IIUC the doomsday device does not require missiles to go off in the USA, the idea was to have the nasty radioactive elements released in the atmosphere with thermonuclear explosions, from the locations in northern Russia; the radioactive elements would then become a shroud in the atmosphere that would engulf the earth and then poison everything in the surface for 100 years. Appropriately, almost all the footage of nuclear explosions in the ending come from surface or underground tests.

The point here is that while it would had taken several days for the contamination to cover all earth to deadly levels, it would still leave some time for the leaders to do a simplified version of Dr. Starangelove’s plan. Considering that some installations (the ones that have been declassified) had been made for elite politicians in those days, and assuming that no direct nuclear missile attacks would had been made since the doomsday device did not need to use them, it would had been possible to do a simplified version of Dr. Strangelove plans; under those circumstances Dr. Strangelove was correct on dropping the act to show that he was going to be one of the able ones to be chosen to go to the underground facilities with “a spirit of bold curiosity for the [really sexual] adventure ahead” [Gloved hand does involuntary salute]

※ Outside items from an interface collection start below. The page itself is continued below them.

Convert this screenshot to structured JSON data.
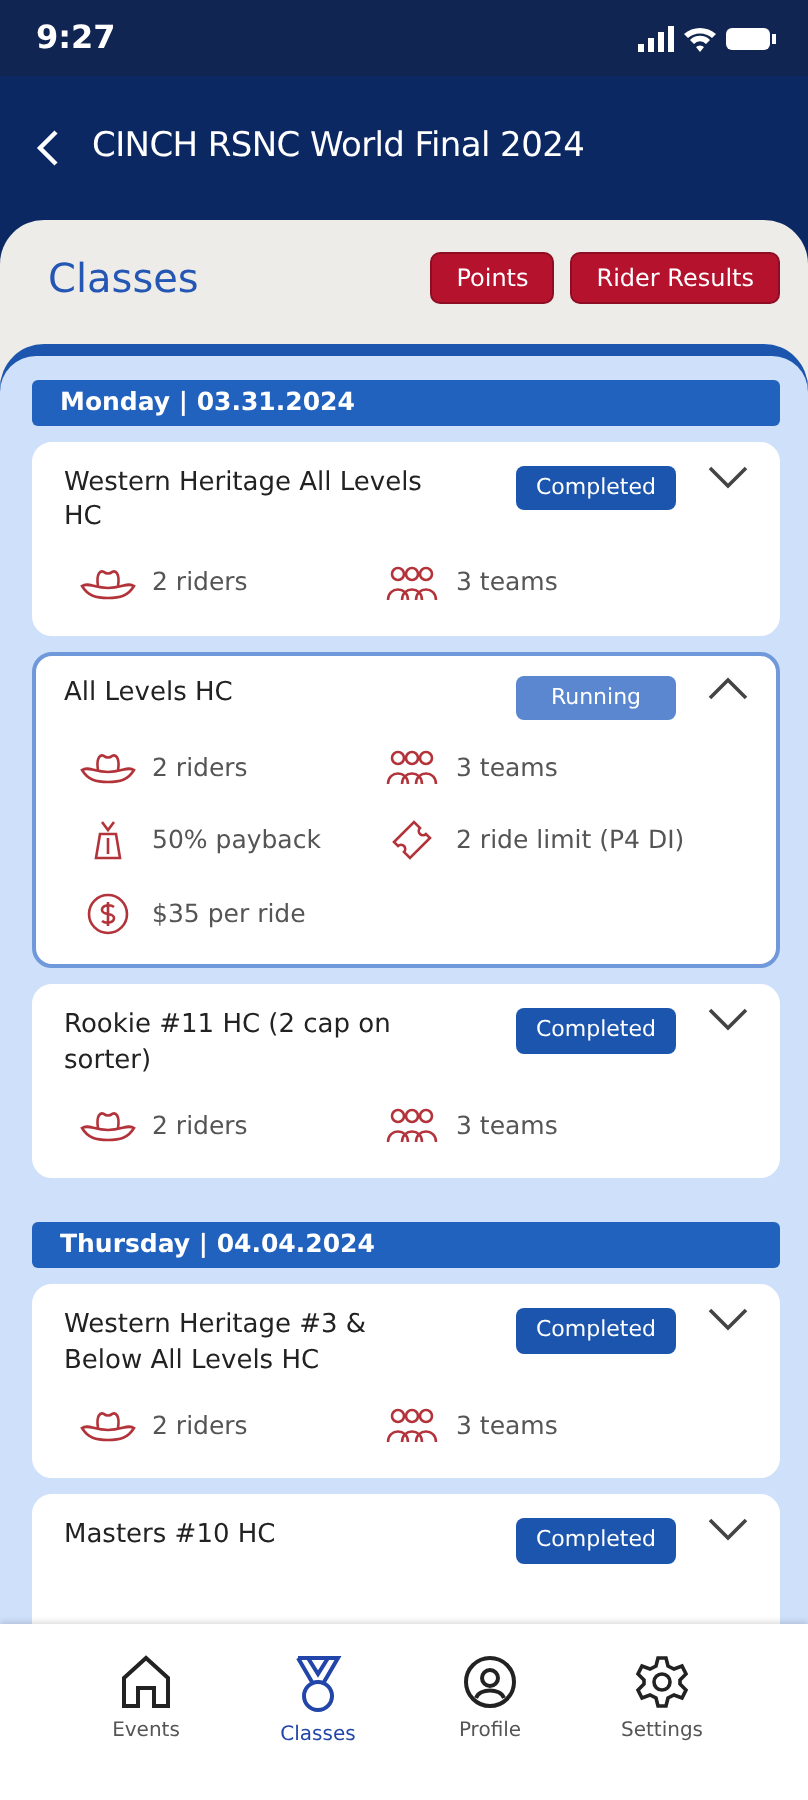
{
  "status_bar": {
    "time": "9:27"
  },
  "header": {
    "title": "CINCH RSNC World Final 2024"
  },
  "section": {
    "title": "Classes",
    "buttons": [
      "Points",
      "Rider Results"
    ]
  },
  "days": [
    {
      "label": "Monday | 03.31.2024",
      "classes": [
        {
          "name": "Western Heritage All Levels HC",
          "status": "Completed",
          "running": false,
          "expanded": false,
          "stats": [
            {
              "kind": "riders",
              "text": "2 riders"
            },
            {
              "kind": "teams",
              "text": "3 teams"
            }
          ]
        },
        {
          "name": "All Levels HC",
          "status": "Running",
          "running": true,
          "expanded": true,
          "stats": [
            {
              "kind": "riders",
              "text": "2 riders"
            },
            {
              "kind": "teams",
              "text": "3 teams"
            },
            {
              "kind": "payback",
              "text": "50% payback"
            },
            {
              "kind": "limit",
              "text": "2 ride limit (P4 DI)"
            },
            {
              "kind": "price",
              "text": "$35 per ride"
            }
          ]
        },
        {
          "name": "Rookie #11 HC (2 cap on sorter)",
          "status": "Completed",
          "running": false,
          "expanded": false,
          "stats": [
            {
              "kind": "riders",
              "text": "2 riders"
            },
            {
              "kind": "teams",
              "text": "3 teams"
            }
          ]
        }
      ]
    },
    {
      "label": "Thursday | 04.04.2024",
      "classes": [
        {
          "name": "Western Heritage #3 & Below All Levels HC",
          "status": "Completed",
          "running": false,
          "expanded": false,
          "stats": [
            {
              "kind": "riders",
              "text": "2 riders"
            },
            {
              "kind": "teams",
              "text": "3 teams"
            }
          ]
        },
        {
          "name": "Masters #10 HC",
          "status": "Completed",
          "running": false,
          "expanded": false
        }
      ]
    }
  ],
  "bottom_nav": [
    {
      "label": "Events",
      "kind": "home",
      "selected": false
    },
    {
      "label": "Classes",
      "kind": "medal",
      "selected": true
    },
    {
      "label": "Profile",
      "kind": "profile",
      "selected": false
    },
    {
      "label": "Settings",
      "kind": "gear",
      "selected": false
    }
  ]
}
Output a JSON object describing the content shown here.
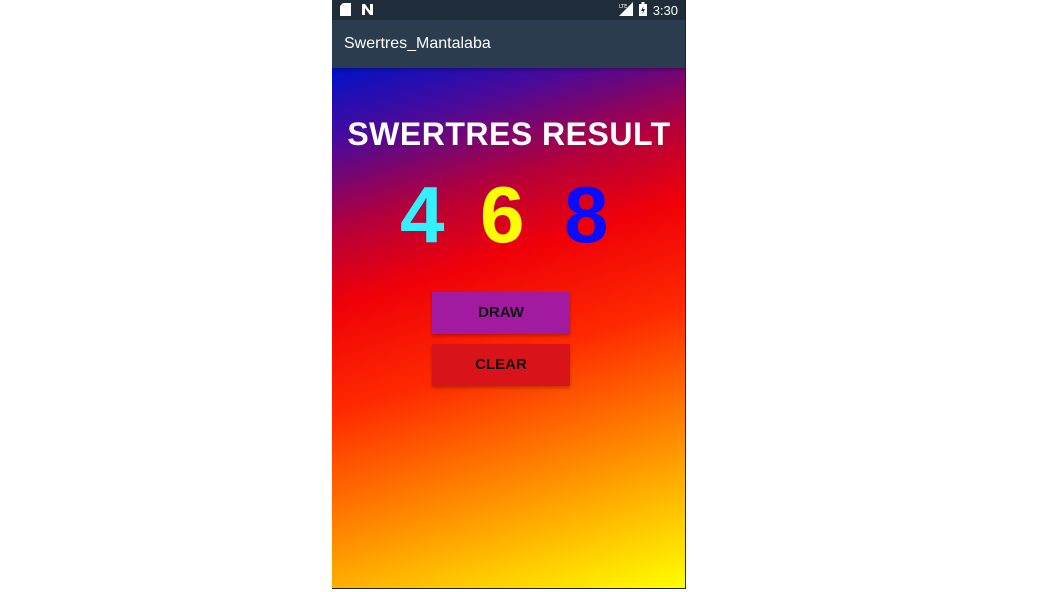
{
  "status_bar": {
    "time": "3:30",
    "icons": [
      "sd-card-icon",
      "n-notification-icon",
      "lte-signal-icon",
      "battery-icon"
    ]
  },
  "app_bar": {
    "title": "Swertres_Mantalaba"
  },
  "main": {
    "heading": "SWERTRES RESULT",
    "digits": [
      {
        "value": "4",
        "color": "#33f0ff"
      },
      {
        "value": "6",
        "color": "#ffff00"
      },
      {
        "value": "8",
        "color": "#0a0aff"
      }
    ],
    "buttons": {
      "draw": {
        "label": "DRAW",
        "color": "#a21aa0"
      },
      "clear": {
        "label": "CLEAR",
        "color": "#d8141a"
      }
    }
  },
  "colors": {
    "status_bar": "#1f2d3b",
    "app_bar": "#2b3c4e",
    "gradient_top": "#0012c8",
    "gradient_bottom": "#ffff00"
  }
}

http://www.youtube.com/watch?v=ybSzoLCCX-Y

The “I can walk” thing was IIRC ad libbed by Sellers.

Dramatic irony is when the viewers know something the characters don’t. I don’t think it applies here.

Which is the point of the whole movie - people doing “normal” things as humanity spirals to extinction. Think of Col. Bat Guano objecting the the desecration of the Code machine. Think especially how the brave and resourceful crew of the bomber make it through adversity and beat the odds - and cause the destruction of mankind.
In the novel (of the movie, not Red Alert) humanity does not make it.

As for the “I can walk!” line - listen to how Sellers puts in sexual excitement when Strangelove describes conditions in the mineshafts. The combination of this and destruction is clearly turning him on, and him rising to walk really means he rose in another way.

It applies to the bomber. Strangelove fully expects to go into the mines with the other leaders and not die.

I didn’t think it was pointless for the ambassador to take photos of the big board, but that the Russians would immediately seek to ensure they utilised more mine shafts than the Americans, so that they could emerge in greater numbers after the radiation subsided and head straight for the American mine shafts. Although I was born a little late to get in on the Cold War mindset, so I could be wrong.

Speaking of that mind set, a friend in work, three years younger than me, said he often worried about nuclear holocaust as a kid. I was quite aware of The Troubles despite being far from any hot spots, but wasn’t really cogniscent of the Cold War, other than from books on fighter planes that my grandfather gave me.

I just thought that was Strangelove’s inner Nazi, getting quite envigorated about the idea of war and its preparations.